The Reagan administration, however, has been trying to work out a compromise ending CIA-backed covert operations only if the Sandinista regime in Nicaragua will certify that its own aid to leftist rebels in El Salvador and elsewhere in the region has ended, and Young told reporters the felt the debate had enhanced this plan's prospects.
"Many people in that chamber were looking for an honest compromise," Young said.
To pass the flat ban on undercover operations in Nicaragua, Young charged, would only provide "another forum for Sandinista propaganda" without having any practical effect. He said the Senate would not pass such a flat ban and that, even if it did, Reagan would veto it.
Current law requires that covert aid be used only to interdict arms shipments to leftists in Central America. Critics claim the administration is ignoring this and that its aid program is aimed at overturning the Nicaraguan government, the main established leftist regime in the region. They also say no arms shipments have been stopped.
"There's been absolutely no evidence, public or private," Rep. Thomas Harkin (D-Iowa.), told reporters after the debate, "of any interdiction of arms flow from Nicaragua to El Salvador" as a result of current U. S.-backed activities.
Edwards, reporting on his trip, said "there are at least three anti-Sandinista guerrilla operations on the north of Nicaragua , two on the south and one on the Atlantic coast. They've got a James Bond type of war going on--with frogmen, flashlights with TNT, and Claymore mines that say, 'This Side--Toward the Enemy' . . . . It has nothing to do with interdicting arms."
Administration officials said next month's planned joint military exercise will be an expanded version of war games the United States and Honduras conducted near the Honduran-Nicaraguan border in February. It will give the United States a chance to continue building up the military infrastructure in friendly Honduras, officials said.

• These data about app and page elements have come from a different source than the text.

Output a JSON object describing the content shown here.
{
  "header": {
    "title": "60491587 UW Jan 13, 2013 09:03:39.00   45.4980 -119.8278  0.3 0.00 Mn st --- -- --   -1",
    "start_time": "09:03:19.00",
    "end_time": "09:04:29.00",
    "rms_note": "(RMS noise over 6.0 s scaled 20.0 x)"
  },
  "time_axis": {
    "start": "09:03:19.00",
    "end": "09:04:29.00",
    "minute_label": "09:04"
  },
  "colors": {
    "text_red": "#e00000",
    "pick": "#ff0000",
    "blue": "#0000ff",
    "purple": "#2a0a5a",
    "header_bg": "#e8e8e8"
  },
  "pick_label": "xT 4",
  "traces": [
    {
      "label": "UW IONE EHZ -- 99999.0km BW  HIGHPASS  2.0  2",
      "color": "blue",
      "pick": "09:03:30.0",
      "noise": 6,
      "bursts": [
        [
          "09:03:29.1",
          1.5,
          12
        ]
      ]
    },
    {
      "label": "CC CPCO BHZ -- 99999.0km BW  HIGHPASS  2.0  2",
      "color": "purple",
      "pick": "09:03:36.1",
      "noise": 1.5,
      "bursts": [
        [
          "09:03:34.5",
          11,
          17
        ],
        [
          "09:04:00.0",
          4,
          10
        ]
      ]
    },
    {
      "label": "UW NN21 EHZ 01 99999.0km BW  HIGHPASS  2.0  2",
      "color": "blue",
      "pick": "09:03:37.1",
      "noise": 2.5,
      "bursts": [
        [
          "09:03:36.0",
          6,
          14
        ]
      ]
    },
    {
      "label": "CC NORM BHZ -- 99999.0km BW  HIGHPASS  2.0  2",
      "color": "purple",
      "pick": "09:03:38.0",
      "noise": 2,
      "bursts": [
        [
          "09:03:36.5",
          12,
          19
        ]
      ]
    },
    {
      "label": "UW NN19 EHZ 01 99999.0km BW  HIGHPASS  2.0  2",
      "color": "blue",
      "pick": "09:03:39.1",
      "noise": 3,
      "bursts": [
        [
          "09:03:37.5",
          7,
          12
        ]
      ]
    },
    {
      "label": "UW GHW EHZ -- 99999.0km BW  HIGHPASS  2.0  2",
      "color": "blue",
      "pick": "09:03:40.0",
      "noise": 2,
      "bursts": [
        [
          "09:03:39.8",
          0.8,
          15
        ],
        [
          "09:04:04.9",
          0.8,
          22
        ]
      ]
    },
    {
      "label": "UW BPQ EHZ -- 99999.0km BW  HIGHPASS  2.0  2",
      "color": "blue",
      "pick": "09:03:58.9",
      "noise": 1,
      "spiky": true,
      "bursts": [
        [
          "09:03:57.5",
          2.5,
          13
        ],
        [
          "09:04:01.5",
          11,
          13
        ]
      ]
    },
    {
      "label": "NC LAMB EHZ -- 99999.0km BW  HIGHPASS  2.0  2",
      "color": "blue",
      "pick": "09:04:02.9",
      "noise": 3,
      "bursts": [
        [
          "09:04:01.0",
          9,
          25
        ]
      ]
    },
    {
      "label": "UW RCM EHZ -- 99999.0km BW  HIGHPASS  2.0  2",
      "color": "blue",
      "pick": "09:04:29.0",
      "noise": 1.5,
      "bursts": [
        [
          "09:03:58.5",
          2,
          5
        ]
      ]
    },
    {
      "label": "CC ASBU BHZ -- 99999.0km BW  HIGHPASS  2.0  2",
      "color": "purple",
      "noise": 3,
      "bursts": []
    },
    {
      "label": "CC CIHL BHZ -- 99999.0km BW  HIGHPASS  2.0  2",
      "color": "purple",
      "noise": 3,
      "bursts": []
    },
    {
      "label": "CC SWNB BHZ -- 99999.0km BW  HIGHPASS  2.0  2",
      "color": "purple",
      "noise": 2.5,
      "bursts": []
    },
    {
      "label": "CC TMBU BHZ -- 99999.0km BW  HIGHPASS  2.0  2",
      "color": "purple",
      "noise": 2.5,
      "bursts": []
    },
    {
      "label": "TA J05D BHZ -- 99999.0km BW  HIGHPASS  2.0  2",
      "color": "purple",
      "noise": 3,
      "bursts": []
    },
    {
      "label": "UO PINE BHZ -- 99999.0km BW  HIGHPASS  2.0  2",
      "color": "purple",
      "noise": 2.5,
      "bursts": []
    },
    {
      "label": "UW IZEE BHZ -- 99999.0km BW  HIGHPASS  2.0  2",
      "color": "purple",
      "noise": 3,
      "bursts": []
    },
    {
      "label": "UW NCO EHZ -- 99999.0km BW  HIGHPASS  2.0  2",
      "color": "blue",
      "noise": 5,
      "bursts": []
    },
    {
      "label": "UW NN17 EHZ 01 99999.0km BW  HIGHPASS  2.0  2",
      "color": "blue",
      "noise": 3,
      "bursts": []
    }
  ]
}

February's military exercise, dubbed Ahuas Tara (Big Pine in Miskito Indian language), involved about 2,000 U.S. personnel. Although the Joint Chiefs of Staff are still putting the final touches on the second Ahuas Tara plan, officials expect closer to 5,000 U.S. military people to be involved this time.
In addition, the aircraft carrier Ranger is steaming south in the Pacific with its battle group to participate in maneuvers off the coast of Central America. Those operations could be part of the war games or might precede them, Pentagon officials said.
The war games will allow the U.S. Air Force, Army and Navy to practice operations with the major radar facility the U.S. built in Honduras during the February exercise.
The United States also will upgrade three small air fields in Honduras so they can handle any size Air Force jet in an emergency.
Still, Pentagon officials called the exercise "modest" compared with some the United States will conduct in other parts of the world.
They said that it represents an intensification, but not a new dimension, of pressure on Nicaragua, and that there are no plans to establish a blockade of Cuba or Nicaragua and no interest in doing so now on the part of military officials.
"That's a lot of unnecessary rhetoric," one military official said. "Obviously, if we wanted to we could, but it would take an awful lot of assets and tie down a lot of the Navy in one part of the world, which we really shouldn't do."
Staff writer Don Oberdorfer contributed to this report.